=== Element data from apps and pages ===
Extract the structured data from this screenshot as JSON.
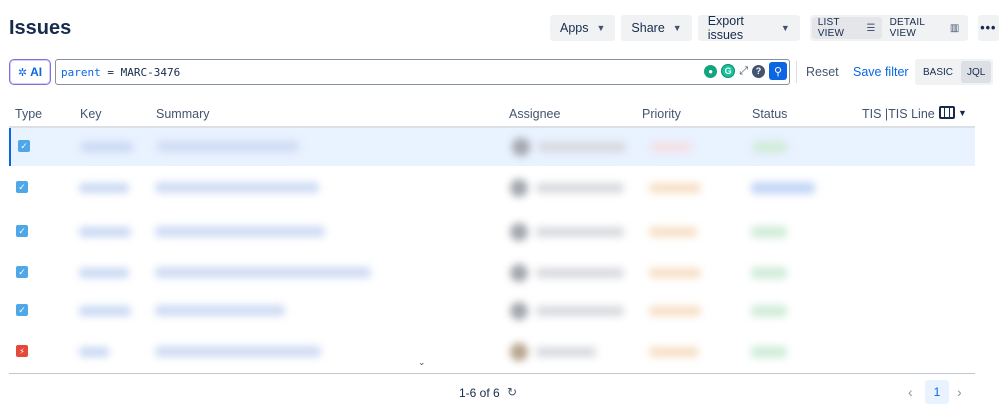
{
  "page": {
    "title": "Issues"
  },
  "toolbar": {
    "apps_label": "Apps",
    "share_label": "Share",
    "export_label": "Export issues",
    "list_view_label": "LIST VIEW",
    "detail_view_label": "DETAIL VIEW",
    "more_label": "•••"
  },
  "search": {
    "ai_label": "AI",
    "jql_keyword": "parent",
    "jql_rest": " = MARC-3476",
    "reset_label": "Reset",
    "save_filter_label": "Save filter",
    "basic_label": "BASIC",
    "jql_label": "JQL",
    "help_glyph": "?"
  },
  "table": {
    "columns": [
      "Type",
      "Key",
      "Summary",
      "Assignee",
      "Priority",
      "Status",
      "TIS |TIS Line I"
    ],
    "rows": [
      {
        "type": "task",
        "selected": true
      },
      {
        "type": "task",
        "selected": false
      },
      {
        "type": "task",
        "selected": false
      },
      {
        "type": "task",
        "selected": false
      },
      {
        "type": "task",
        "selected": false
      },
      {
        "type": "bug",
        "selected": false
      }
    ]
  },
  "footer": {
    "count_text": "1-6 of 6",
    "current_page": "1"
  },
  "colors": {
    "accent": "#0c66e4",
    "task_icon": "#4fa7e8",
    "bug_icon": "#e5493a",
    "selected_row": "#e9f2ff"
  }
}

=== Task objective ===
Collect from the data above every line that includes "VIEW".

=== Result below ===
    "list_view_label": "LIST VIEW",
    "detail_view_label": "DETAIL VIEW",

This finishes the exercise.